## DATA SUPPLIED
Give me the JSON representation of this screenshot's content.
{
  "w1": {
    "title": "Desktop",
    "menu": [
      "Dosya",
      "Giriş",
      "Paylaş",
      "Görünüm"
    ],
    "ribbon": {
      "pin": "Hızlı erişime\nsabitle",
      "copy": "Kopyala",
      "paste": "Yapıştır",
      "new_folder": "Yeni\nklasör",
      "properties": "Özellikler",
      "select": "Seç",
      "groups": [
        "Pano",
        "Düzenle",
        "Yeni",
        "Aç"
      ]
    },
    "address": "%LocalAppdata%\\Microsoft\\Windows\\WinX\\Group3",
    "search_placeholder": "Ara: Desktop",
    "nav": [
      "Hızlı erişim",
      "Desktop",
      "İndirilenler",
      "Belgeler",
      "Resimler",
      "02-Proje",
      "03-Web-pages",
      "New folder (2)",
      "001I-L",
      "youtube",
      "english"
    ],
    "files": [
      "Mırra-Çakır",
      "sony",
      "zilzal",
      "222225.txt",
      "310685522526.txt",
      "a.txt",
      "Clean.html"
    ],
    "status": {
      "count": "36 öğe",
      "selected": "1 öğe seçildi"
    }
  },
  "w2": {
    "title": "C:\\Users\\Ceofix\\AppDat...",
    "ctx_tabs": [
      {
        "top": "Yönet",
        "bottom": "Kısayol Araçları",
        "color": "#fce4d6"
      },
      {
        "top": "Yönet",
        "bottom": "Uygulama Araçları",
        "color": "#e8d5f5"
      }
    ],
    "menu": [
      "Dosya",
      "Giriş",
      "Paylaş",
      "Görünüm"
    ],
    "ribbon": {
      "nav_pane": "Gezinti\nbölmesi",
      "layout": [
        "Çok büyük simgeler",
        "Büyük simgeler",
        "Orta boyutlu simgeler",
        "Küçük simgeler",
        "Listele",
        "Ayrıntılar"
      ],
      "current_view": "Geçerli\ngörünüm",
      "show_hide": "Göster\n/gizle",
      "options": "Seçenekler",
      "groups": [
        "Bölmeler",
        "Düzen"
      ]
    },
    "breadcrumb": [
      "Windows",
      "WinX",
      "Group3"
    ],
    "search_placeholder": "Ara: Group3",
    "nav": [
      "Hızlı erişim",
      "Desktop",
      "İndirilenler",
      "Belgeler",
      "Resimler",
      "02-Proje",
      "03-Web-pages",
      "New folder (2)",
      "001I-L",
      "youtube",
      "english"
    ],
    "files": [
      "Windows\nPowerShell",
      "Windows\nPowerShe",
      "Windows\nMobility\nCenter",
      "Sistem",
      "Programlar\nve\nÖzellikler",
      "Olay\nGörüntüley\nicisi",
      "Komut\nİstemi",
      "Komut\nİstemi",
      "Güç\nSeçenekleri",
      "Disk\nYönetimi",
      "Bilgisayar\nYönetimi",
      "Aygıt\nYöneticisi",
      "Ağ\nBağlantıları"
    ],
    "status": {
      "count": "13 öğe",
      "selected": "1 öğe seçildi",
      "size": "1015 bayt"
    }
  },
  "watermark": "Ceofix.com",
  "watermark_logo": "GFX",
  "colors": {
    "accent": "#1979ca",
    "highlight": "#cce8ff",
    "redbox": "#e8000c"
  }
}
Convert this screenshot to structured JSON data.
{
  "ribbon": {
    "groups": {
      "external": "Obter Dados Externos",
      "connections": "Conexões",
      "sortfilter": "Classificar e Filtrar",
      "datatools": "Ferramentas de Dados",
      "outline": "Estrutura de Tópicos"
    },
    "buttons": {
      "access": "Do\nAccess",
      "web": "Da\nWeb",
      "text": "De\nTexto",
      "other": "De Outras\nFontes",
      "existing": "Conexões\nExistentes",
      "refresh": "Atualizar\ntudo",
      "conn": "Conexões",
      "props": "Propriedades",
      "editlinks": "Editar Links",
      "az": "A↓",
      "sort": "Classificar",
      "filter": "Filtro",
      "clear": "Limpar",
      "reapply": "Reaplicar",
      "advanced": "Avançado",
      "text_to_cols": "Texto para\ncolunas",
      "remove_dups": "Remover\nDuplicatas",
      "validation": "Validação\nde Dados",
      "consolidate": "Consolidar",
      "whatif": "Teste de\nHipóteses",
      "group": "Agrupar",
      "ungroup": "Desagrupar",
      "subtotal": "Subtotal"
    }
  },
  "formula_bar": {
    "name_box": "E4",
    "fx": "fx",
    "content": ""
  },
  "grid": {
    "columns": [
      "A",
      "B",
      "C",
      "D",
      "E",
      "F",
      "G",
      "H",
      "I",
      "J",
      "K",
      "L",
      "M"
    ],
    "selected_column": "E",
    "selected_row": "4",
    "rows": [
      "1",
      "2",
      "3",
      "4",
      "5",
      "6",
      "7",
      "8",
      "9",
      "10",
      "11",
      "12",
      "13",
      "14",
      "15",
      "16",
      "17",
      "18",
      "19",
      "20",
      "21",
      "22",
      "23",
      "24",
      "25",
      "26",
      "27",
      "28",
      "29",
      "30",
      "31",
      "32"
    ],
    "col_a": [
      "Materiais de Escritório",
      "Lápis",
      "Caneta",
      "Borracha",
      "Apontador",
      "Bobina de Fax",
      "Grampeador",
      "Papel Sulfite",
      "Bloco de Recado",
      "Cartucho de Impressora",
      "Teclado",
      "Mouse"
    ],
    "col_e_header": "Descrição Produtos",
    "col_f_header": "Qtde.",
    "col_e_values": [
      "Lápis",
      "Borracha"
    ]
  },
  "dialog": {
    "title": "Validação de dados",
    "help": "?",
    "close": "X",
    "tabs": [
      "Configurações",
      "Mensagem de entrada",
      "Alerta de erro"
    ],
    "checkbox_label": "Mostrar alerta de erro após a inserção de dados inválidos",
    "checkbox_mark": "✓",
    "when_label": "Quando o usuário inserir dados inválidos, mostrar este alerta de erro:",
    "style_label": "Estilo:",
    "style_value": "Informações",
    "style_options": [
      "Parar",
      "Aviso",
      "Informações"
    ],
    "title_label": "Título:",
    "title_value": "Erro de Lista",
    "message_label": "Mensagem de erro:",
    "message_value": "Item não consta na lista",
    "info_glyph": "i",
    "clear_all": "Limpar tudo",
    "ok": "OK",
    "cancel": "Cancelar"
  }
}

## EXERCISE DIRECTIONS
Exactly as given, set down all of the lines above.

## SOLUTION TO THIS TASK
Give me the JSON representation of this screenshot's content.
{
  "w1": {
    "title": "Desktop",
    "menu": [
      "Dosya",
      "Giriş",
      "Paylaş",
      "Görünüm"
    ],
    "ribbon": {
      "pin": "Hızlı erişime\nsabitle",
      "copy": "Kopyala",
      "paste": "Yapıştır",
      "new_folder": "Yeni\nklasör",
      "properties": "Özellikler",
      "select": "Seç",
      "groups": [
        "Pano",
        "Düzenle",
        "Yeni",
        "Aç"
      ]
    },
    "address": "%LocalAppdata%\\Microsoft\\Windows\\WinX\\Group3",
    "search_placeholder": "Ara: Desktop",
    "nav": [
      "Hızlı erişim",
      "Desktop",
      "İndirilenler",
      "Belgeler",
      "Resimler",
      "02-Proje",
      "03-Web-pages",
      "New folder (2)",
      "001I-L",
      "youtube",
      "english"
    ],
    "files": [
      "Mırra-Çakır",
      "sony",
      "zilzal",
      "222225.txt",
      "310685522526.txt",
      "a.txt",
      "Clean.html"
    ],
    "status": {
      "count": "36 öğe",
      "selected": "1 öğe seçildi"
    }
  },
  "w2": {
    "title": "C:\\Users\\Ceofix\\AppDat...",
    "ctx_tabs": [
      {
        "top": "Yönet",
        "bottom": "Kısayol Araçları",
        "color": "#fce4d6"
      },
      {
        "top": "Yönet",
        "bottom": "Uygulama Araçları",
        "color": "#e8d5f5"
      }
    ],
    "menu": [
      "Dosya",
      "Giriş",
      "Paylaş",
      "Görünüm"
    ],
    "ribbon": {
      "nav_pane": "Gezinti\nbölmesi",
      "layout": [
        "Çok büyük simgeler",
        "Büyük simgeler",
        "Orta boyutlu simgeler",
        "Küçük simgeler",
        "Listele",
        "Ayrıntılar"
      ],
      "current_view": "Geçerli\ngörünüm",
      "show_hide": "Göster\n/gizle",
      "options": "Seçenekler",
      "groups": [
        "Bölmeler",
        "Düzen"
      ]
    },
    "breadcrumb": [
      "Windows",
      "WinX",
      "Group3"
    ],
    "search_placeholder": "Ara: Group3",
    "nav": [
      "Hızlı erişim",
      "Desktop",
      "İndirilenler",
      "Belgeler",
      "Resimler",
      "02-Proje",
      "03-Web-pages",
      "New folder (2)",
      "001I-L",
      "youtube",
      "english"
    ],
    "files": [
      "Windows\nPowerShell",
      "Windows\nPowerShe",
      "Windows\nMobility\nCenter",
      "Sistem",
      "Programlar\nve\nÖzellikler",
      "Olay\nGörüntüley\nicisi",
      "Komut\nİstemi",
      "Komut\nİstemi",
      "Güç\nSeçenekleri",
      "Disk\nYönetimi",
      "Bilgisayar\nYönetimi",
      "Aygıt\nYöneticisi",
      "Ağ\nBağlantıları"
    ],
    "status": {
      "count": "13 öğe",
      "selected": "1 öğe seçildi",
      "size": "1015 bayt"
    }
  },
  "watermark": "Ceofix.com",
  "watermark_logo": "GFX",
  "colors": {
    "accent": "#1979ca",
    "highlight": "#cce8ff",
    "redbox": "#e8000c"
  }
}
Convert this screenshot to structured JSON data.
{
  "ribbon": {
    "groups": {
      "external": "Obter Dados Externos",
      "connections": "Conexões",
      "sortfilter": "Classificar e Filtrar",
      "datatools": "Ferramentas de Dados",
      "outline": "Estrutura de Tópicos"
    },
    "buttons": {
      "access": "Do\nAccess",
      "web": "Da\nWeb",
      "text": "De\nTexto",
      "other": "De Outras\nFontes",
      "existing": "Conexões\nExistentes",
      "refresh": "Atualizar\ntudo",
      "conn": "Conexões",
      "props": "Propriedades",
      "editlinks": "Editar Links",
      "az": "A↓",
      "sort": "Classificar",
      "filter": "Filtro",
      "clear": "Limpar",
      "reapply": "Reaplicar",
      "advanced": "Avançado",
      "text_to_cols": "Texto para\ncolunas",
      "remove_dups": "Remover\nDuplicatas",
      "validation": "Validação\nde Dados",
      "consolidate": "Consolidar",
      "whatif": "Teste de\nHipóteses",
      "group": "Agrupar",
      "ungroup": "Desagrupar",
      "subtotal": "Subtotal"
    }
  },
  "formula_bar": {
    "name_box": "E4",
    "fx": "fx",
    "content": ""
  },
  "grid": {
    "columns": [
      "A",
      "B",
      "C",
      "D",
      "E",
      "F",
      "G",
      "H",
      "I",
      "J",
      "K",
      "L",
      "M"
    ],
    "selected_column": "E",
    "selected_row": "4",
    "rows": [
      "1",
      "2",
      "3",
      "4",
      "5",
      "6",
      "7",
      "8",
      "9",
      "10",
      "11",
      "12",
      "13",
      "14",
      "15",
      "16",
      "17",
      "18",
      "19",
      "20",
      "21",
      "22",
      "23",
      "24",
      "25",
      "26",
      "27",
      "28",
      "29",
      "30",
      "31",
      "32"
    ],
    "col_a": [
      "Materiais de Escritório",
      "Lápis",
      "Caneta",
      "Borracha",
      "Apontador",
      "Bobina de Fax",
      "Grampeador",
      "Papel Sulfite",
      "Bloco de Recado",
      "Cartucho de Impressora",
      "Teclado",
      "Mouse"
    ],
    "col_e_header": "Descrição Produtos",
    "col_f_header": "Qtde.",
    "col_e_values": [
      "Lápis",
      "Borracha"
    ]
  },
  "dialog": {
    "title": "Validação de dados",
    "help": "?",
    "close": "X",
    "tabs": [
      "Configurações",
      "Mensagem de entrada",
      "Alerta de erro"
    ],
    "checkbox_label": "Mostrar alerta de erro após a inserção de dados inválidos",
    "checkbox_mark": "✓",
    "when_label": "Quando o usuário inserir dados inválidos, mostrar este alerta de erro:",
    "style_label": "Estilo:",
    "style_value": "Informações",
    "style_options": [
      "Parar",
      "Aviso",
      "Informações"
    ],
    "title_label": "Título:",
    "title_value": "Erro de Lista",
    "message_label": "Mensagem de erro:",
    "message_value": "Item não consta na lista",
    "info_glyph": "i",
    "clear_all": "Limpar tudo",
    "ok": "OK",
    "cancel": "Cancelar"
  }
}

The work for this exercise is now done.